As we pull to a halt, Richards recalls his first encounter with his victorious RS1800. ‘It was on test at the Col de Turini in January 1981 with Hannu Mikkola,’ he says. ‘I’d had quite a heavy Christmas and wasn’t exactly in shape, and the engineers had had enough of being hurled around by Hannu so got me to take their test runs, assuming I’d be sick! But I held it all together. Not least because it’s just such a great-handling car.’
Clockwise from front: Mexico, RS2000, RS1600I, RS Cosworth, RS Turbo Series II, RS1800 and Twin Cam
Twin Cam wore Ford’s new Us-influenced corporate face – small clues distinguish it from lesser Escorts
Subtle badge tells you all that matters
The first fast Ford shared its engine with the Lotus Elan
David Richards plus zingy fourcylinder engine equals big grins
The Escort Mexico was so capable that it was rallied straight off the showroom floor – and often put back there afterwards...
Mexico brought practicality to sports car thrills Overhead-valve four-cylinder bristles with upgrades There’s no engineered-in straightahead deadzone here...
It makes a thunderous noise under load, but the RS1800 is a beautifully balanced, torquey and delicately responsive car too
‘Ours had 240bhp’ – spotting the rally-spec RS1800 differences
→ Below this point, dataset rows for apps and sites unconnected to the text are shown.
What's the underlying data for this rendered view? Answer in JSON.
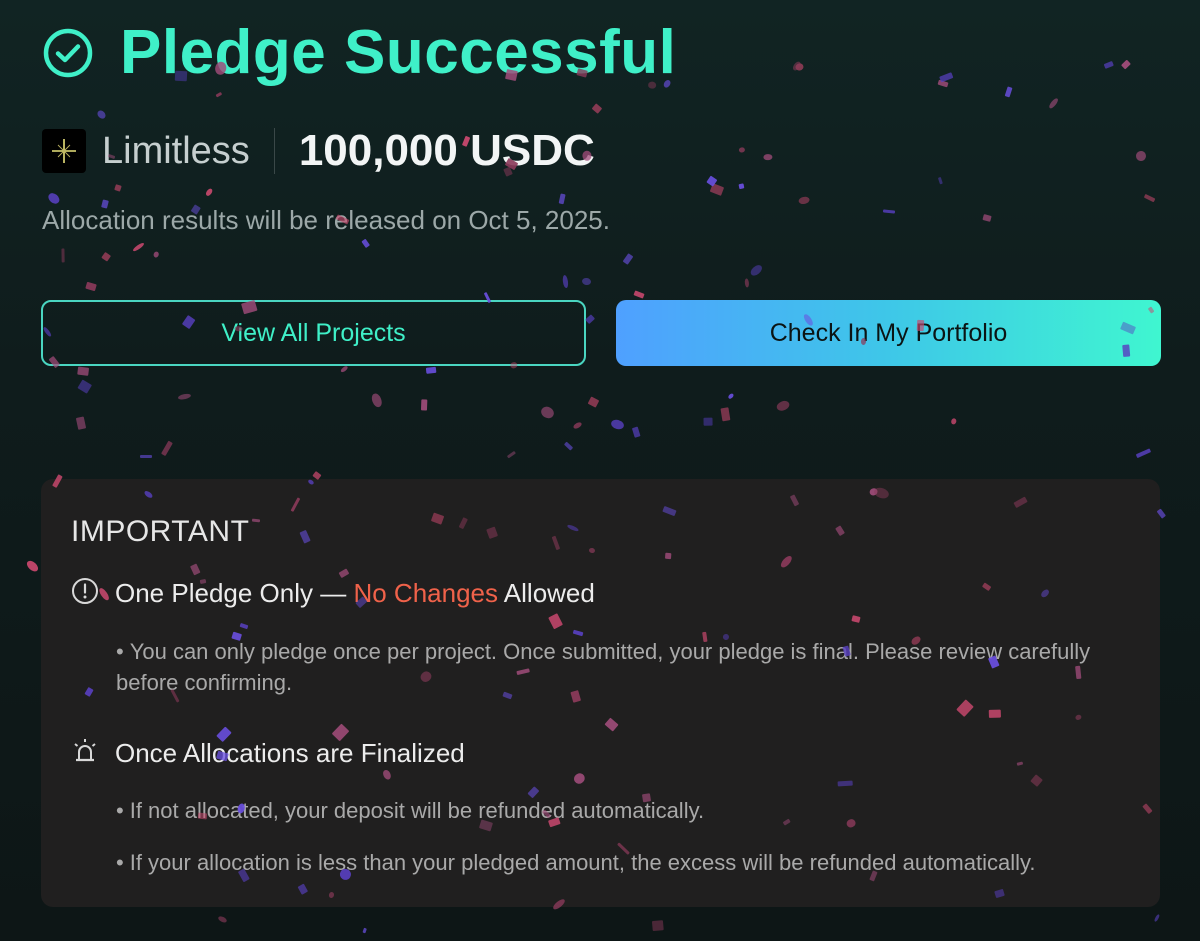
{
  "header": {
    "title": "Pledge Successful",
    "check_icon": "check-circle-icon"
  },
  "project": {
    "name": "Limitless",
    "amount": "100,000 USDC",
    "logo_icon": "limitless-logo-icon"
  },
  "release_note": "Allocation results will be released on Oct 5, 2025.",
  "buttons": {
    "view_all": "View All Projects",
    "portfolio": "Check In My Portfolio"
  },
  "important": {
    "title": "IMPORTANT",
    "section1": {
      "icon": "alert-circle-icon",
      "heading_part1": "One Pledge Only — ",
      "heading_warn": "No Changes",
      "heading_part2": " Allowed",
      "bullet": "You can only pledge once per project. Once submitted, your pledge is final. Please review carefully before confirming."
    },
    "section2": {
      "icon": "siren-icon",
      "heading": "Once Allocations are Finalized",
      "bullet1": "If not allocated, your deposit will be refunded automatically.",
      "bullet2": "If your allocation is less than your pledged amount, the excess will be refunded automatically."
    }
  },
  "colors": {
    "accent": "#3ff0c8",
    "warning": "#f0624a",
    "confetti_pink": "#c9486e",
    "confetti_purple": "#6a4fe0"
  }
}
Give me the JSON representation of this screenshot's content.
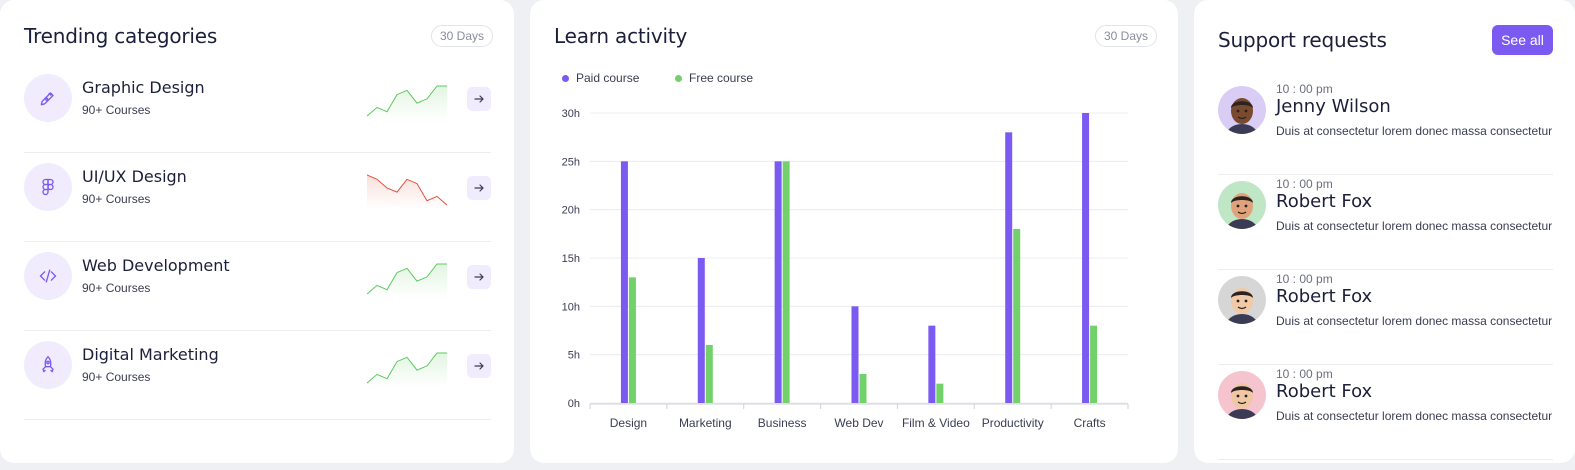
{
  "trending": {
    "title": "Trending categories",
    "period": "30 Days",
    "items": [
      {
        "name": "Graphic Design",
        "sub": "90+ Courses",
        "icon": "pen-tool-icon",
        "trend": "up",
        "spark": [
          2,
          4,
          3,
          7,
          8,
          5,
          6,
          9,
          9
        ]
      },
      {
        "name": "UI/UX Design",
        "sub": "90+ Courses",
        "icon": "figma-icon",
        "trend": "down",
        "spark": [
          9,
          8,
          6,
          5,
          8,
          7,
          3,
          4,
          2
        ]
      },
      {
        "name": "Web Development",
        "sub": "90+ Courses",
        "icon": "code-icon",
        "trend": "up",
        "spark": [
          2,
          4,
          3,
          7,
          8,
          5,
          6,
          9,
          9
        ]
      },
      {
        "name": "Digital Marketing",
        "sub": "90+ Courses",
        "icon": "rocket-icon",
        "trend": "up",
        "spark": [
          2,
          4,
          3,
          7,
          8,
          5,
          6,
          9,
          9
        ]
      }
    ],
    "colors": {
      "up": "#5cc95c",
      "down": "#e0513d",
      "accent": "#7a5af0"
    }
  },
  "activity": {
    "title": "Learn activity",
    "period": "30 Days"
  },
  "chart_data": {
    "type": "bar",
    "categories": [
      "Design",
      "Marketing",
      "Business",
      "Web Dev",
      "Film & Video",
      "Productivity",
      "Crafts"
    ],
    "series": [
      {
        "name": "Paid course",
        "color": "#7a5af0",
        "values": [
          25,
          15,
          25,
          10,
          8,
          28,
          30
        ]
      },
      {
        "name": "Free course",
        "color": "#72d16a",
        "values": [
          13,
          6,
          25,
          3,
          2,
          18,
          8
        ]
      }
    ],
    "yticks": [
      "0h",
      "5h",
      "10h",
      "15h",
      "20h",
      "25h",
      "30h"
    ],
    "ylim": [
      0,
      30
    ],
    "grid": true,
    "legend": "top-left"
  },
  "support": {
    "title": "Support requests",
    "see_all": "See all",
    "items": [
      {
        "time": "10 : 00 pm",
        "name": "Jenny Wilson",
        "msg": "Duis at consectetur lorem donec massa consectetur",
        "bg": "#d9cdf5",
        "skin": "#7a4a2e"
      },
      {
        "time": "10 : 00 pm",
        "name": "Robert Fox",
        "msg": "Duis at consectetur lorem donec massa consectetur",
        "bg": "#bfe7c6",
        "skin": "#e0a27b"
      },
      {
        "time": "10 : 00 pm",
        "name": "Robert Fox",
        "msg": "Duis at consectetur lorem donec massa consectetur",
        "bg": "#d6d6d6",
        "skin": "#f1c9a6"
      },
      {
        "time": "10 : 00 pm",
        "name": "Robert Fox",
        "msg": "Duis at consectetur lorem donec massa consectetur",
        "bg": "#f5c4cf",
        "skin": "#f0c6a4"
      }
    ]
  }
}
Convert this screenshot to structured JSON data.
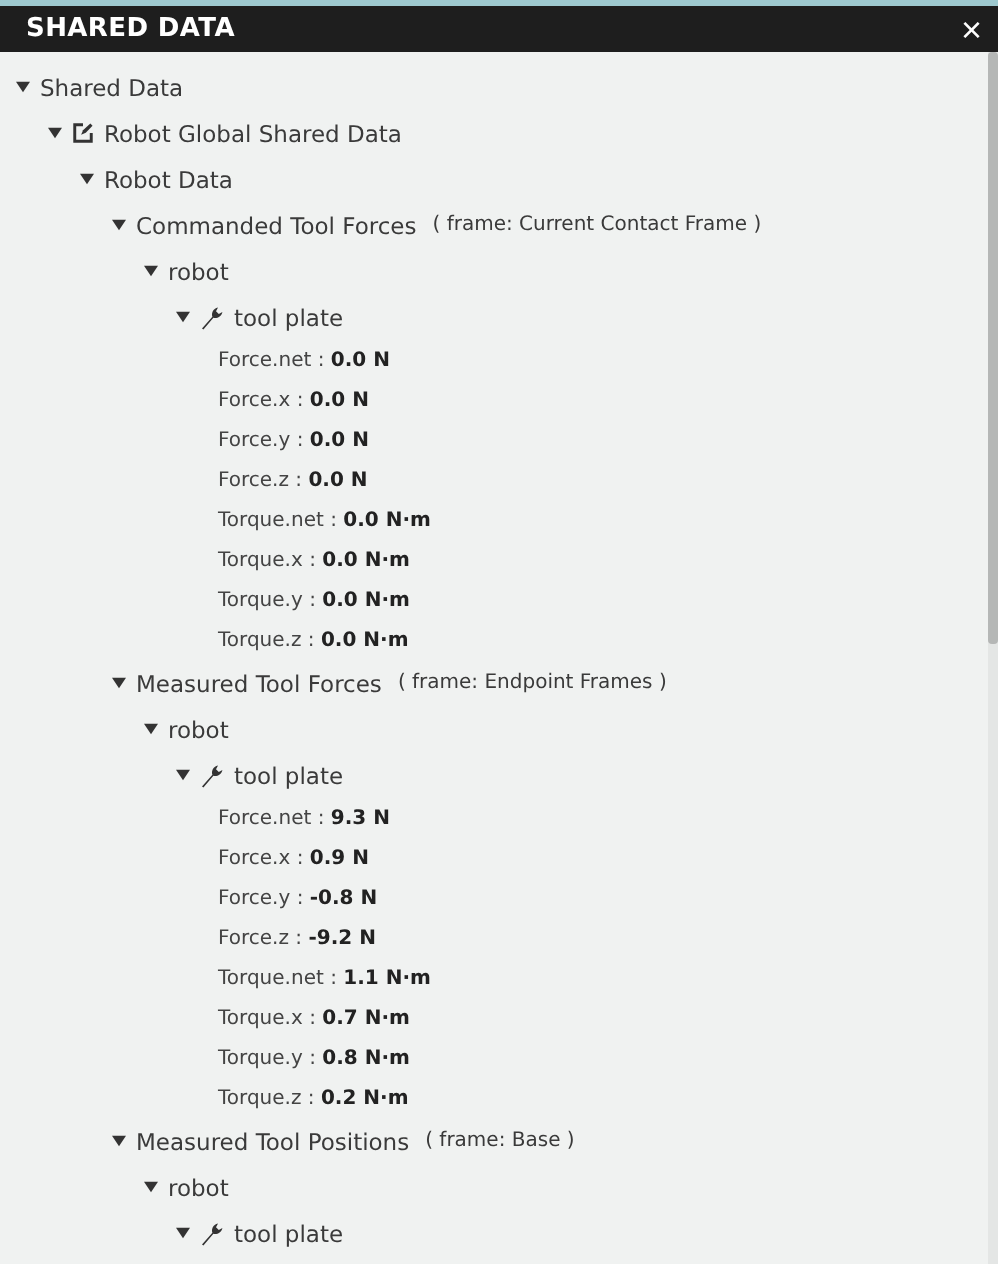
{
  "window": {
    "title": "SHARED DATA",
    "close": "×"
  },
  "tree": [
    {
      "kind": "node",
      "label": "Shared Data",
      "expanded": true,
      "children": [
        {
          "kind": "shared_node",
          "label": "Robot Global Shared Data",
          "expanded": true,
          "children": [
            {
              "kind": "node",
              "label": "Robot Data",
              "expanded": true,
              "children": [
                {
                  "kind": "node",
                  "label": "Commanded Tool Forces",
                  "note": "( frame: Current Contact Frame )",
                  "expanded": true,
                  "children": [
                    {
                      "kind": "node",
                      "label": "robot",
                      "expanded": true,
                      "children": [
                        {
                          "kind": "tool_node",
                          "label": "tool plate",
                          "expanded": true,
                          "children": [
                            {
                              "kind": "value",
                              "text": "Force.net : **0.0  N**"
                            },
                            {
                              "kind": "value",
                              "text": "Force.x : **0.0  N**"
                            },
                            {
                              "kind": "value",
                              "text": "Force.y : **0.0  N**"
                            },
                            {
                              "kind": "value",
                              "text": "Force.z : **0.0  N**"
                            },
                            {
                              "kind": "value",
                              "text": "Torque.net : **0.0  N·m**"
                            },
                            {
                              "kind": "value",
                              "text": "Torque.x : **0.0  N·m**"
                            },
                            {
                              "kind": "value",
                              "text": "Torque.y : **0.0  N·m**"
                            },
                            {
                              "kind": "value",
                              "text": "Torque.z : **0.0  N·m**"
                            }
                          ]
                        }
                      ]
                    }
                  ]
                },
                {
                  "kind": "node",
                  "label": "Measured Tool Forces",
                  "note": "( frame: Endpoint Frames )",
                  "expanded": true,
                  "children": [
                    {
                      "kind": "node",
                      "label": "robot",
                      "expanded": true,
                      "children": [
                        {
                          "kind": "tool_node",
                          "label": "tool plate",
                          "expanded": true,
                          "children": [
                            {
                              "kind": "value",
                              "text": "Force.net : **9.3  N**"
                            },
                            {
                              "kind": "value",
                              "text": "Force.x : **0.9  N**"
                            },
                            {
                              "kind": "value",
                              "text": "Force.y : **-0.8  N**"
                            },
                            {
                              "kind": "value",
                              "text": "Force.z : **-9.2  N**"
                            },
                            {
                              "kind": "value",
                              "text": "Torque.net : **1.1  N·m**"
                            },
                            {
                              "kind": "value",
                              "text": "Torque.x : **0.7  N·m**"
                            },
                            {
                              "kind": "value",
                              "text": "Torque.y : **0.8  N·m**"
                            },
                            {
                              "kind": "value",
                              "text": "Torque.z : **0.2  N·m**"
                            }
                          ]
                        }
                      ]
                    }
                  ]
                },
                {
                  "kind": "node",
                  "label": "Measured Tool Positions",
                  "note": "( frame: Base )",
                  "expanded": true,
                  "children": [
                    {
                      "kind": "node",
                      "label": "robot",
                      "expanded": true,
                      "children": [
                        {
                          "kind": "tool_node",
                          "label": "tool plate",
                          "expanded": true
                        }
                      ]
                    }
                  ]
                }
              ]
            }
          ]
        }
      ]
    }
  ]
}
Price meant interior had to be refined
Each RS1800 BDA is unique, handbuilt by Terry Hoyle